AARON MATÉ: And if you were shaping policy on Internet privacy, what would it look like to you?
NICHOLAS MERRILL: One of the points that we’re trying to make is that the concern about cybersecurity and the concerns about privacy are really two sides of the same coin, and that there are a lot of really uncontroversial examples in which organizations and people need confidentiality. Medicine is one. Journalism is another. Human rights organizations is an obvious third. We’re trying to make the case that if the right of Americans to encrypt their data and to have private information is taken away, that it’s going to have grave, far-reaching effects on many kinds of industries, on our democracy as a whole, and our standing in the world. There has also been a study recently saying that the government’s policies weakening the right to privacy and the right to use encryption is going to cost American cloud service providers upwards of $35 billion over the next few years. So I think it’s going to have really terrible economic effects. And these are some issues that we need to consider when we look at the policies that the government is taking.
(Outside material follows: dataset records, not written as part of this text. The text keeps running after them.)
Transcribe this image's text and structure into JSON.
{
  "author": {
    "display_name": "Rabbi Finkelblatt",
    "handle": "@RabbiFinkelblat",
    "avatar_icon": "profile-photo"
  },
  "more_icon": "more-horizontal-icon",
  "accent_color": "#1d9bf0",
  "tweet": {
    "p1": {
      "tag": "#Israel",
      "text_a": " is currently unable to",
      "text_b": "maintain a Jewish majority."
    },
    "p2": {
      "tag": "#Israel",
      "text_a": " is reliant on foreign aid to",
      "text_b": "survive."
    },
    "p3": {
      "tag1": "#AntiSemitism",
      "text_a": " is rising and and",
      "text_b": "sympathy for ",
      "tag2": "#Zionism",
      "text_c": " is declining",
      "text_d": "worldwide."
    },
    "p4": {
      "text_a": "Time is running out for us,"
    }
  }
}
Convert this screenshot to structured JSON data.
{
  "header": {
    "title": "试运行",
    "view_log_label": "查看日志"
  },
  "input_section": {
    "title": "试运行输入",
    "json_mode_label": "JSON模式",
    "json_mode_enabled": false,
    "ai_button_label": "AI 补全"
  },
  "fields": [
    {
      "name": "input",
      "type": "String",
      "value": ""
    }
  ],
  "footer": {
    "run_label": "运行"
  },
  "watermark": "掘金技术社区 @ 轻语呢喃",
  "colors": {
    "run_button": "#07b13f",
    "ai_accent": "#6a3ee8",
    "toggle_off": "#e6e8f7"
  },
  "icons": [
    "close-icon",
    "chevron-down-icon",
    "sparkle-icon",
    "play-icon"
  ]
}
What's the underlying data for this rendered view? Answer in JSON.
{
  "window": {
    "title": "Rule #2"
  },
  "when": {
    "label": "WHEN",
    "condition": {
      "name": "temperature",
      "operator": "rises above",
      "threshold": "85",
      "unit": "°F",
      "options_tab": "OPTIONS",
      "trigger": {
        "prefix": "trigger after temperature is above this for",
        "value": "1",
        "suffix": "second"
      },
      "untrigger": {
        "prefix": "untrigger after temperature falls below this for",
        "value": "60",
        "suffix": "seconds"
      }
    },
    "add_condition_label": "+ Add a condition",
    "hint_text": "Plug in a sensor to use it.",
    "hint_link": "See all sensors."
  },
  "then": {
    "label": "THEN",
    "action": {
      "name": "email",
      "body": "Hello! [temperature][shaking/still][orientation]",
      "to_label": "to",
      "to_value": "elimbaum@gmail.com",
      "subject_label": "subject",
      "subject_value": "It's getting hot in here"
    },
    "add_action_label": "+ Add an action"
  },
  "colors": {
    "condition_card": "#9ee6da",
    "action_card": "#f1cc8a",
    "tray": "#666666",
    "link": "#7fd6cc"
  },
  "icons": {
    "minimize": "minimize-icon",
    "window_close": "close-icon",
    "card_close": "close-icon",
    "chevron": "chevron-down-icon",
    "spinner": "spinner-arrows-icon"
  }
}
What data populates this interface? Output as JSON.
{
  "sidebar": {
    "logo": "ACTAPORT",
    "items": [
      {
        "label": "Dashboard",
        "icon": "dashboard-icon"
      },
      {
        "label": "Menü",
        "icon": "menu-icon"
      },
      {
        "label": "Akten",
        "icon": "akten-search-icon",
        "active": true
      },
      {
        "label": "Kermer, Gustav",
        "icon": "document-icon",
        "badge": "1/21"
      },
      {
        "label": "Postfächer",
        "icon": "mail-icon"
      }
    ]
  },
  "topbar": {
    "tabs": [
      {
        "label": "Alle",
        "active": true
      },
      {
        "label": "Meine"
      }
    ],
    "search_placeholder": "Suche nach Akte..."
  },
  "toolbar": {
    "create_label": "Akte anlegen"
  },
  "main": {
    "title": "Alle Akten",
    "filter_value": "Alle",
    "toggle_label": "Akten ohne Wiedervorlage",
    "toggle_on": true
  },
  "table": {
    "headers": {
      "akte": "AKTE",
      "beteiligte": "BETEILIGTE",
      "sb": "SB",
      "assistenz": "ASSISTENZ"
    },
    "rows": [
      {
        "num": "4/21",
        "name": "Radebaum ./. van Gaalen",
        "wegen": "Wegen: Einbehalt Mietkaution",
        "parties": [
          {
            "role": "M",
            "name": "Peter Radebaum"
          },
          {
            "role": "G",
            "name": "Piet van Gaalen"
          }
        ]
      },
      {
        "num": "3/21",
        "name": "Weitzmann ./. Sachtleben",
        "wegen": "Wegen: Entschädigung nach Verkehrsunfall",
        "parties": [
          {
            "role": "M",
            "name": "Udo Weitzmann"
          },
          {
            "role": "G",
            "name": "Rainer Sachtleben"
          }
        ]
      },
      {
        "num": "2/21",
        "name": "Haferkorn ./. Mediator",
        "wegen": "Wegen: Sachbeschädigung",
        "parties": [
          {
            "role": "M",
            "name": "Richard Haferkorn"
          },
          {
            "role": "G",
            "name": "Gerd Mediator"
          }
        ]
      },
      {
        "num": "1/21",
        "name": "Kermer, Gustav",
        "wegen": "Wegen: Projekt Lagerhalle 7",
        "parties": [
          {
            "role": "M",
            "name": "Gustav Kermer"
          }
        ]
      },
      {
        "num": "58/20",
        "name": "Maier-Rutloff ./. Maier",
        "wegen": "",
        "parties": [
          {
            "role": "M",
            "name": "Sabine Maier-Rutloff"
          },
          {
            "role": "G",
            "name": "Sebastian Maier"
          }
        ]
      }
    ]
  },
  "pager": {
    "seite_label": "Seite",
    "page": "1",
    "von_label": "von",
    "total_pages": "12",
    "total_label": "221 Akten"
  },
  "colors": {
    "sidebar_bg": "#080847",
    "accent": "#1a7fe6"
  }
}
AMY GOODMAN: Ladar Levison, you’ve shut down Lavabit. What would it mean if Google and Microsoft and Yahoo took a similar stand?
LADAR LEVISON: I think a major portion of the U.S. economy would shut down with it. Now, whether that would cause Barack Obama to reconsider his policies, I don’t know.
AMY GOODMAN: You think of the web blackout protesting SOPA.
LADAR LEVISON: Yeah, yeah, but those didn’t actually shut down—well, they did shut down services, some non-critical services, for a day. But that was more of a visual protest. Our economy depends upon email, and more now than ever before, it depends upon Gmail, because Gmail is used to host so many corporate email accounts, along with Outlook 365, which is the Microsoft service, Microsoft cloud service. And those shutting down would effectively force millions of Americans to find a new way to communicate.
AMY GOODMAN: Well, I want—we have to leave it there, unfortunately. Ladar Levison, thank you very much for being with us—has just decided to shut down his service provider, his Lavabit—Jesse Binnall, attorney, and Nick Merrill of the Calyx Institute.